There’s no doubt that Brisbane’s market industry has boomed over the past year or so. From Jan Powers to Boggo Road, we seem to see a new market pop up every few weeks. So what does it take for one market to stand out from the rest?

Passion, perseverance and a fresh perspective are the answer for David Bostock, the self-professed “artistic director” of West End’s brand new “real” farmers’ market, which opened its stalls on Boundary Street for the first time last Sunday. This market doesn’t aim to compete with Jan Power or Davies Park in size and quantity. But what it does have going for it is a commitment to local farmers and to fresh, great quality produce.

The Boundary Street ‘Real’ Farmers Market gathers local farmers from around Queensland and northern New South Wales, giving them a place to share their produce directly with locals from West End and wider Brisbane.

The West End Magazine

But for David, it’s not just about where the food is coming from, it’s also about what’s in it. “If we were eating foods that didn’t have these chemicals and pesticides that are coming in from overseas, we’d be a lot healthier. What I’ve tried to get is the farmers to sell the fruit that they’ve picked on Tuesday or Wednesday so it still has all the nutrients,” he says.

No stranger to the scene, David has been involved in markets for more than 12 years and has seen a lot of changes in that time. As Brisbane markets grow in size and popularity, market owners have seen the opportunity to make profits soar, jacking up stall prices to a figure unaffordable to the regional farmers who also have to pay for travel costs on top.

What this means is markets dominated by resellers, poorer quality produce for buyers and local farmers left without a place to sell the fruit and vegetables that they devote their time and effort to growing.

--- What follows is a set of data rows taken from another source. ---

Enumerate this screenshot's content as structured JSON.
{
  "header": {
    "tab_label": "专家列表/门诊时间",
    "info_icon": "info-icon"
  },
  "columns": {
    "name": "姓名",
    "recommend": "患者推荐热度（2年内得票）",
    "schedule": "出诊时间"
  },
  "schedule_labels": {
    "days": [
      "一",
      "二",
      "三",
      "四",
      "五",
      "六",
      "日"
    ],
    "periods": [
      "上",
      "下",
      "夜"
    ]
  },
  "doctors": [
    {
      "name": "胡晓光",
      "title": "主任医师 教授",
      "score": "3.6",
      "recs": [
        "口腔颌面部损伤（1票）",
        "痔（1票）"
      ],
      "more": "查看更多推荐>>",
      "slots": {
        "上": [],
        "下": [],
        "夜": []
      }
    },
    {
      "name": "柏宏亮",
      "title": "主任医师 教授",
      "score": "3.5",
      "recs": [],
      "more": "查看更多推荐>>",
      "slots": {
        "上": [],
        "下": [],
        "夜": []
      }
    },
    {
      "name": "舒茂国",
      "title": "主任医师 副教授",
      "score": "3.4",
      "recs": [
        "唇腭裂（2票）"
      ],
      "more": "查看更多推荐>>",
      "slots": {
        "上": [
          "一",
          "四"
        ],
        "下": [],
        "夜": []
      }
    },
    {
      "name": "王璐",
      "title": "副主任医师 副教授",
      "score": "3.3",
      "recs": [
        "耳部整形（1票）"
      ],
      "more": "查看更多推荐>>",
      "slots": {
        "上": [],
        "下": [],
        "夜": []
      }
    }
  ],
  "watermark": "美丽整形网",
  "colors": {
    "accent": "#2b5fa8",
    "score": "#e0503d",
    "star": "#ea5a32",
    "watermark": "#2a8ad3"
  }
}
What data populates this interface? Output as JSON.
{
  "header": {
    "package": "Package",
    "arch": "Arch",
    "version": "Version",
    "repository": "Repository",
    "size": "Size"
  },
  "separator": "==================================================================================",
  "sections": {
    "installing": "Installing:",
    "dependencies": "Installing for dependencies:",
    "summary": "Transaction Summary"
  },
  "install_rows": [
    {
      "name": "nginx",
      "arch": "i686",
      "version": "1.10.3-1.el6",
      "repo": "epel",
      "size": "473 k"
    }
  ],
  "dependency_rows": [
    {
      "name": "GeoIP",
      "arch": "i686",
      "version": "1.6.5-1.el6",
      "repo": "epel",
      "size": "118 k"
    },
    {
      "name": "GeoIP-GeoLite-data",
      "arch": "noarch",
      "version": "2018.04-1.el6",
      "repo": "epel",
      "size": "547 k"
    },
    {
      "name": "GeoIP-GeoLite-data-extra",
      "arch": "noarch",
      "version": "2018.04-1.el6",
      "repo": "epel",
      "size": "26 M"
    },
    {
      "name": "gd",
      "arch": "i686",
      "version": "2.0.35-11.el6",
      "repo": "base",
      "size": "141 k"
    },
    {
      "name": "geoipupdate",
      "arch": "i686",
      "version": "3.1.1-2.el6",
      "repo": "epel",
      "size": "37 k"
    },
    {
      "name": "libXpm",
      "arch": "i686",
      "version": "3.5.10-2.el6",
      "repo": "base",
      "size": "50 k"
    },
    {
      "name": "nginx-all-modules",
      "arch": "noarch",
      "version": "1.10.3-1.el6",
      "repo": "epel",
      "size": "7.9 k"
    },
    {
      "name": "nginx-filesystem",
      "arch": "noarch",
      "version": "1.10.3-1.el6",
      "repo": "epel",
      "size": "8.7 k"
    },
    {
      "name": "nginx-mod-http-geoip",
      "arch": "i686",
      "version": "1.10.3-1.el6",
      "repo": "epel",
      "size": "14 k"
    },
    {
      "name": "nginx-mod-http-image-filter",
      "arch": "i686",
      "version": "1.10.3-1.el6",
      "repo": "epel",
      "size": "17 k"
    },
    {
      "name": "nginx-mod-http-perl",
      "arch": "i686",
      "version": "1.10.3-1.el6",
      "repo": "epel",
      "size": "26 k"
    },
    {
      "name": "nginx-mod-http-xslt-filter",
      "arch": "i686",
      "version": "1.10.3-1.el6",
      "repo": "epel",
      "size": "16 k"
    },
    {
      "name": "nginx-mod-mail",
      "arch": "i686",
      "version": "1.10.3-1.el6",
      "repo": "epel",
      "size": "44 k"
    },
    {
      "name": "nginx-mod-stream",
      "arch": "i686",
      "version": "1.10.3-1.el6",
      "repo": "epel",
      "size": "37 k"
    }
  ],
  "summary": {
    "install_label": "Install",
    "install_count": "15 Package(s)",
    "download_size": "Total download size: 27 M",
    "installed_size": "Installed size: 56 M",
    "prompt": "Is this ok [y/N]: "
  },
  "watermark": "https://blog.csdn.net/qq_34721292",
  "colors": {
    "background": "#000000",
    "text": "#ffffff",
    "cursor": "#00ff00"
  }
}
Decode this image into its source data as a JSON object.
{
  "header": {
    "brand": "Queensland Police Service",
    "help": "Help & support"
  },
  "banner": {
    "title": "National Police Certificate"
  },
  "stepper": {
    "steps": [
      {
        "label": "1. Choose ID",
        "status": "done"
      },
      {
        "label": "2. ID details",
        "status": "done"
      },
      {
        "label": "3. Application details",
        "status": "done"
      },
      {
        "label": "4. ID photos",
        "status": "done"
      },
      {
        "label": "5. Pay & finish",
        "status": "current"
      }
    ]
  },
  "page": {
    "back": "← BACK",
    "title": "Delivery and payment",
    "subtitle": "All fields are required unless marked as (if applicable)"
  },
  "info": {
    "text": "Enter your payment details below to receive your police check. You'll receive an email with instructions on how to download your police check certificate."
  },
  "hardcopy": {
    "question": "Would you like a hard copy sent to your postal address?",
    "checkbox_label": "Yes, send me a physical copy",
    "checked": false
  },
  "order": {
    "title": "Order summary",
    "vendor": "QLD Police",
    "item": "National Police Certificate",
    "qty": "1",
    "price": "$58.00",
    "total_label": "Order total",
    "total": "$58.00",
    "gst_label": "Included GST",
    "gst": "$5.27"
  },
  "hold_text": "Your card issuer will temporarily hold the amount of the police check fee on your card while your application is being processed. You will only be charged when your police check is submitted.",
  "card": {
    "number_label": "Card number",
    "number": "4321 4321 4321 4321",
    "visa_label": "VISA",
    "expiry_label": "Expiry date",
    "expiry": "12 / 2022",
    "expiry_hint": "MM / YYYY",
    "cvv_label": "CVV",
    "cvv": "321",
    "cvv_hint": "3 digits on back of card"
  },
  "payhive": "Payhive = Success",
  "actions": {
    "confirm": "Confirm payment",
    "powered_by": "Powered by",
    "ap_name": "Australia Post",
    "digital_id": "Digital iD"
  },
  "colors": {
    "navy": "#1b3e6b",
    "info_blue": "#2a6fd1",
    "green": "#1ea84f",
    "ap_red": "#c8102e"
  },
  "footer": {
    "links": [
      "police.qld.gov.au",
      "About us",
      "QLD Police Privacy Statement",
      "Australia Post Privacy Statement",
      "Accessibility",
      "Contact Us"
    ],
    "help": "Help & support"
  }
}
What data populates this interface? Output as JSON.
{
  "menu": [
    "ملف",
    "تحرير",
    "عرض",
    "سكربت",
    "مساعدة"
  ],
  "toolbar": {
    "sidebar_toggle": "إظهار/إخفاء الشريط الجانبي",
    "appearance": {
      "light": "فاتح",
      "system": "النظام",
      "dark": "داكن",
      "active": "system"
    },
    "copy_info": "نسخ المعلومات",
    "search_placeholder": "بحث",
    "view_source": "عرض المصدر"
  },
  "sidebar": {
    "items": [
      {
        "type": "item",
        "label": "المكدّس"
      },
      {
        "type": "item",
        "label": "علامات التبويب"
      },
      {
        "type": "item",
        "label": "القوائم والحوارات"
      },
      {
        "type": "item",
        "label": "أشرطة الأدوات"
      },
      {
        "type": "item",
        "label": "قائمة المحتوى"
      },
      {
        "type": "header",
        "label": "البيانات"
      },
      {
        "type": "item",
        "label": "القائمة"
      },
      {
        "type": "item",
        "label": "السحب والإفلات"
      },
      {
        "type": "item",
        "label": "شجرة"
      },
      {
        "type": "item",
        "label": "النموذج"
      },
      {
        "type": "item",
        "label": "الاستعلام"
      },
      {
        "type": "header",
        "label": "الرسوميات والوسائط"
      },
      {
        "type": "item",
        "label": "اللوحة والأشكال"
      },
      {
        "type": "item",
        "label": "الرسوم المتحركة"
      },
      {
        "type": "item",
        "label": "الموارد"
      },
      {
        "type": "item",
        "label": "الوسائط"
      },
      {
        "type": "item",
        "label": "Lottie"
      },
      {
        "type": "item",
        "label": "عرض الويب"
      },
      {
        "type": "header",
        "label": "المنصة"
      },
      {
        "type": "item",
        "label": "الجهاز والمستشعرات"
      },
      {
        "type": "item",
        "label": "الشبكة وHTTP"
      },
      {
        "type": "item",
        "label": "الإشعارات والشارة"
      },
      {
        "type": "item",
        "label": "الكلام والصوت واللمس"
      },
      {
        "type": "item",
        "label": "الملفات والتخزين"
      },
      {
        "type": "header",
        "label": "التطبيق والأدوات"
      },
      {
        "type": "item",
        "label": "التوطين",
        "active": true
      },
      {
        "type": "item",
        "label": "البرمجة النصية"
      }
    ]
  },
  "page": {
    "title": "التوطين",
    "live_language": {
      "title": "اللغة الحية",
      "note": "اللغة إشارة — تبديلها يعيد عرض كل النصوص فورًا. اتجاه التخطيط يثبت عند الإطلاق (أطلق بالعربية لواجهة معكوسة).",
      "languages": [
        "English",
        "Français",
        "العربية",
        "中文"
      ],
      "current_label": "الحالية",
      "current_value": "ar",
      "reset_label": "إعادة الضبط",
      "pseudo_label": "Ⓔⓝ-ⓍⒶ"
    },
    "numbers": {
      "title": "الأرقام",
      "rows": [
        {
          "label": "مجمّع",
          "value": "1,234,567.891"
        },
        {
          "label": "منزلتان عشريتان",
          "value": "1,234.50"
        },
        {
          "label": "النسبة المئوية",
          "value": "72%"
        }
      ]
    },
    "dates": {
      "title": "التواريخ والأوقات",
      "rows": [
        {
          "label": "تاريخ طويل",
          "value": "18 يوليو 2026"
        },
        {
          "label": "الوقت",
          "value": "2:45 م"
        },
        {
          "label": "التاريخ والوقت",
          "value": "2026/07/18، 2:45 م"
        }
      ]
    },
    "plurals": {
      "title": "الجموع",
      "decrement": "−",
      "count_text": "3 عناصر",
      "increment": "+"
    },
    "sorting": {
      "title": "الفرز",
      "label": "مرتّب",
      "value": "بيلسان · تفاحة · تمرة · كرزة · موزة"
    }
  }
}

The West End Magazine

Local Sunshine Coast farmers at the market

That’s why David is avid about offering an alternative to Brisbane’s market-goers and producers.  For the first month, farmers will get to set up shop for free, and after that will pay just $55 to cover the cost of staff and site-maintenance, a more manageable price compared to the $150+ they would have to pay elsewhere.

As a producer, Jenny Whittaker was excited to be at her first Brisbane market last Sunday, selling a wonderful range of freshly-picked fruit and vegetables from Killarney and the Granite Belt region, just a couple of hours south-west of Brisbane. For Jenny, who represents a cooperative of local farmers from South-East Queensland, the markets provide a fun and welcoming meeting place for farmers and consumers, and West End was the perfect place to do it. “I think in this particular community there are a lot of savvy consumers and they’re very aware of the health benefits of eating fresh, local produce. It’s lovely to know where your produce has come from, and to get it here straight from the farm is just so much better for you and for your health,” she says.

Fun for the family: Old McDonald's Farm

But although produce is the main focus, the Boundary Street Farmers Markets also have a lot of fun activities for the family, including Old McDonald’s petting zoo, a kid’s jumping castle, and plenty of delicious food stalls where visitors can catch up over brunch and a coffee.

And while still starting small, the Boundary Street Farmers Market expects to gradually grow in size, while still maintaining its strong community roots.

Words by Marian Faa